Orioles manager Buck Showalter talks about Saturday's 6-1 win over the Diamondbacks. (Jon Meoli / Baltimore Sun)
What did we learn this year at Camden Yards? A week is all it takes for Baltimore to fall in love with one of its rookies. And it helps if you can hit lefties, too.
With his third home run in three starts since being called up last Sunday by the Orioles, rookie Trey Mancini joined an exclusive group in major league history and further cemented his status as the darling of a fan base desperate for someone to embrace.
Last time this happened, it was outfielder Joey Rickard during the first week of the season. And from the impact Mancini has had on a veteran team to the aw-shucks manner he has handled it, the similarities are plenty.
"It's been incredible, you know?" Mancini said after Saturday's game. "I could never imagine it happening this way, and it's still hard to believe. A week ago, I was down in Florida prepared for this, but it's cool, a week later, with everything that's happened, to be here in Baltimore and to contribute to it, to a postseason run."
Mancini's first week in the majors ends with him batting .364 (4-for-11) with a 1.689 OPS and three home runs, joining the Trevor Story of the Colorado Rockies this year and Carlos Quentin of the Arizona Diamondbacks in 2006 as the only players with home runs in each of their first three starts, according to STATS, LLC.
In Rickard's first week, which included a bit more playing time, he hit .444 with a 1.067 OPS and had the fans chanting his name on Opening Day. He cooled considerably after, but was a threat against left-handed pitching throughout.
Rickard hit .313 with an .861 OPS against left-handers this season, which is still the second best on the team. He hasn't played since July 20 with a torn thumb ligament and likely won't be seen again this season. His absence left a hole in a lineup that has been killed by all calibers of left-handed pitching this year.
That was one of the main reasons the Orioles dealt minor league catcher Jonah Heim to the Tampa Bay Rays to reunite with right-handed-hitting outfielder Steve Pearce. Pearce was hitting .377 against lefties for the Rays, and is a career .269 hitter against left-handers.
Once he joined the Orioles, that success dried up, as he hit .179 with a pair of home runs in 28 at-bats against lefties. His time with the team will be defined by the flexor mass injury that cost him several stretches out of the lineup, and ultimately forced surgery this week.
When the Orioles learned Pearce wouldn't be returning, instead of summoning an outfielder from their minicamp in Sarasota, Fla., it was Mancini. He hit .283 off lefties for Triple-A Norfolk this season, and brings a patient approach from the right side to the Orioles lineup.
He has started at designated hitter against Boston Red Sox left-handers Eduardo Rodriguez and David Price, plus Arizona Diamondbacks lefty Robbie Ray. He homered off each, showing he can possibly fill a need that the team has struggled with since the All-Star break.
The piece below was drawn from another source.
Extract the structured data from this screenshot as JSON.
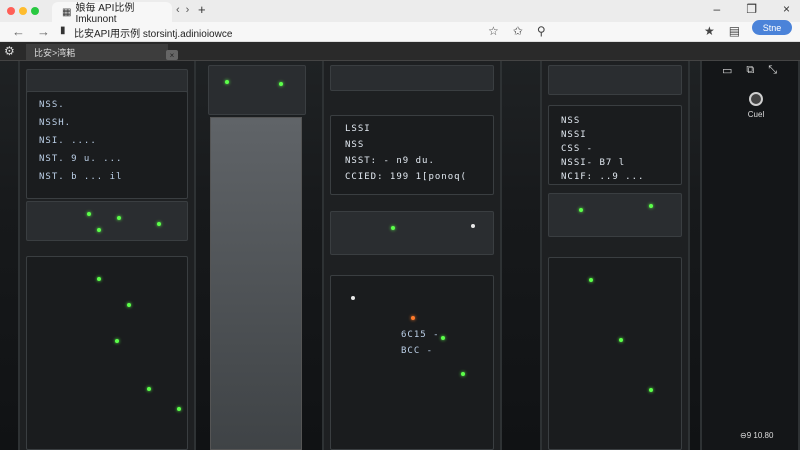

All four of his hits have been off lefties.
"It's a huge contribution, especially against left-handed pitching," right fielder Mark Trumbo said. "He looks like he's a real weapon. He's shown the ability to drive the ball, but he's having some really good at-bats and taking guys deep into counts. He looks really polished."
In a roundabout way, his presence on the team can be linked back to the person who his debut is so reminiscent of: Rickard.
They're far different players, but both stick out in the Orioles lineup. Rickard was an odd duckling for his speed and ability to grind out at-bats. Mancini is a slugger like the rest of them, but several scouts during this homestand have noted his plan at the plate is advanced compared to some of the veterans hitting around him.
There are still similarities. Back in April, Rickard was in awe that a packed ballpark could be so behind him when he was just a rookie trying to get acclimated to the majors.
Now, Mancini is playing in high-leverage games and homering in front of passionate, if not always large crowds. Saturday's attendance of 40,610 included about 40 of his closest friends and family members, who got to join the celebration. Of everything that has happened to Mancini in this week, that's what sticks out most.
"The biggest surprise? I think maybe the amount of support I've gotten from the fans and community and how many of my really close friends and family have come out to watch," he said. "Not that that was a surprise, but that's probably been the best part of the week for me."